WHAT IS REQUIRED:
Filter the records below down to lines containing "share".
+--
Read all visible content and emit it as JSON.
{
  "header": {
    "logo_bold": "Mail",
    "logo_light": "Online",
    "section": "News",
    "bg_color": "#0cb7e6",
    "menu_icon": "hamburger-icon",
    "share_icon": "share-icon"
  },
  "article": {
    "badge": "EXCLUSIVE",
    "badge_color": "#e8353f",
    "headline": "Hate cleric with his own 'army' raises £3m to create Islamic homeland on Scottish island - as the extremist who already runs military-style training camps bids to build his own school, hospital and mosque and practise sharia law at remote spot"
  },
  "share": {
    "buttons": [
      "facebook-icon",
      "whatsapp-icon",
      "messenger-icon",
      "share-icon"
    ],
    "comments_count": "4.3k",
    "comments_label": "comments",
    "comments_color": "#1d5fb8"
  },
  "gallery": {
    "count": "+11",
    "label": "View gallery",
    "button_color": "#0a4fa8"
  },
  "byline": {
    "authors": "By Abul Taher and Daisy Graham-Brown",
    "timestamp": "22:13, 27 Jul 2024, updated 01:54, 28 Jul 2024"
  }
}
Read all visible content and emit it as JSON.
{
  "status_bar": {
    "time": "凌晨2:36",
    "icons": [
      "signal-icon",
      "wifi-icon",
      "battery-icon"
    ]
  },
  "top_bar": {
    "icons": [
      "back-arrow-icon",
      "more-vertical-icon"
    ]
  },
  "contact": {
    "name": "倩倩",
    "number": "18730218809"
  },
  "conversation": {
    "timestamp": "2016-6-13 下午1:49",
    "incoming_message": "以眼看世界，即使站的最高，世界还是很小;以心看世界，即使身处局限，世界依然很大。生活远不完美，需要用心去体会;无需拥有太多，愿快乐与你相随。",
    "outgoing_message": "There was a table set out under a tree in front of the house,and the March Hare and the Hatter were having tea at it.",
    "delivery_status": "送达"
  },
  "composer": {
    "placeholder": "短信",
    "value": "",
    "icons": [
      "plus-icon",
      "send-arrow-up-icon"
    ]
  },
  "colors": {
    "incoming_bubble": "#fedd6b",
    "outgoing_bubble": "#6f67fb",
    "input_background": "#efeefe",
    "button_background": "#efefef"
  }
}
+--
ANSWER TO THE EXERCISE:
    "share_icon": "share-icon"
  "share": {
      "share-icon"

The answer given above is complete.